▶ **What is needed**
Would you return the full listing exactly, with nothing altered?

▶ **Entries supplied**
■ ■ ■
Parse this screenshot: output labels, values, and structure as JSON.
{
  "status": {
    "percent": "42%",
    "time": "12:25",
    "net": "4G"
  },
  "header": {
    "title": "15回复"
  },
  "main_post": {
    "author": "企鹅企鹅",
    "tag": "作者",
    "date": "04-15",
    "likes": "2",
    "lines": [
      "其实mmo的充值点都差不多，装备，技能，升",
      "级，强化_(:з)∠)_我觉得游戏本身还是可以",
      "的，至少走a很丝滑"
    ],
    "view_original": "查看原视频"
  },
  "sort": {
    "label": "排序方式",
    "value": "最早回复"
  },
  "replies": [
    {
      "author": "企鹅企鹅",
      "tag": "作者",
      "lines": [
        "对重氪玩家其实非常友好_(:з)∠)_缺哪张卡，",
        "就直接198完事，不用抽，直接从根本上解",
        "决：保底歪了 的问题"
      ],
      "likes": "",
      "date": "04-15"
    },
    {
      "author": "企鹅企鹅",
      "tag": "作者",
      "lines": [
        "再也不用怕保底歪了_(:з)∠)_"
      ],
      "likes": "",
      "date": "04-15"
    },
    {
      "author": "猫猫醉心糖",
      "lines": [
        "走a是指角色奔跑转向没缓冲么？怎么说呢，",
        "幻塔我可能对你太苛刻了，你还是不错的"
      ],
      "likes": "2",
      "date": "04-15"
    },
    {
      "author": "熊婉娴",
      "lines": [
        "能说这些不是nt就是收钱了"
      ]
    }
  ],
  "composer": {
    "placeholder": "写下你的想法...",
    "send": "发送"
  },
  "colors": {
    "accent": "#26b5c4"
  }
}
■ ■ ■
▶ **Answer space**
Parse this screenshot: output labels, values, and structure as JSON.
{
  "status": {
    "percent": "42%",
    "time": "12:25",
    "net": "4G"
  },
  "header": {
    "title": "15回复"
  },
  "main_post": {
    "author": "企鹅企鹅",
    "tag": "作者",
    "date": "04-15",
    "likes": "2",
    "lines": [
      "其实mmo的充值点都差不多，装备，技能，升",
      "级，强化_(:з)∠)_我觉得游戏本身还是可以",
      "的，至少走a很丝滑"
    ],
    "view_original": "查看原视频"
  },
  "sort": {
    "label": "排序方式",
    "value": "最早回复"
  },
  "replies": [
    {
      "author": "企鹅企鹅",
      "tag": "作者",
      "lines": [
        "对重氪玩家其实非常友好_(:з)∠)_缺哪张卡，",
        "就直接198完事，不用抽，直接从根本上解",
        "决：保底歪了 的问题"
      ],
      "likes": "",
      "date": "04-15"
    },
    {
      "author": "企鹅企鹅",
      "tag": "作者",
      "lines": [
        "再也不用怕保底歪了_(:з)∠)_"
      ],
      "likes": "",
      "date": "04-15"
    },
    {
      "author": "猫猫醉心糖",
      "lines": [
        "走a是指角色奔跑转向没缓冲么？怎么说呢，",
        "幻塔我可能对你太苛刻了，你还是不错的"
      ],
      "likes": "2",
      "date": "04-15"
    },
    {
      "author": "熊婉娴",
      "lines": [
        "能说这些不是nt就是收钱了"
      ]
    }
  ],
  "composer": {
    "placeholder": "写下你的想法...",
    "send": "发送"
  },
  "colors": {
    "accent": "#26b5c4"
  }
}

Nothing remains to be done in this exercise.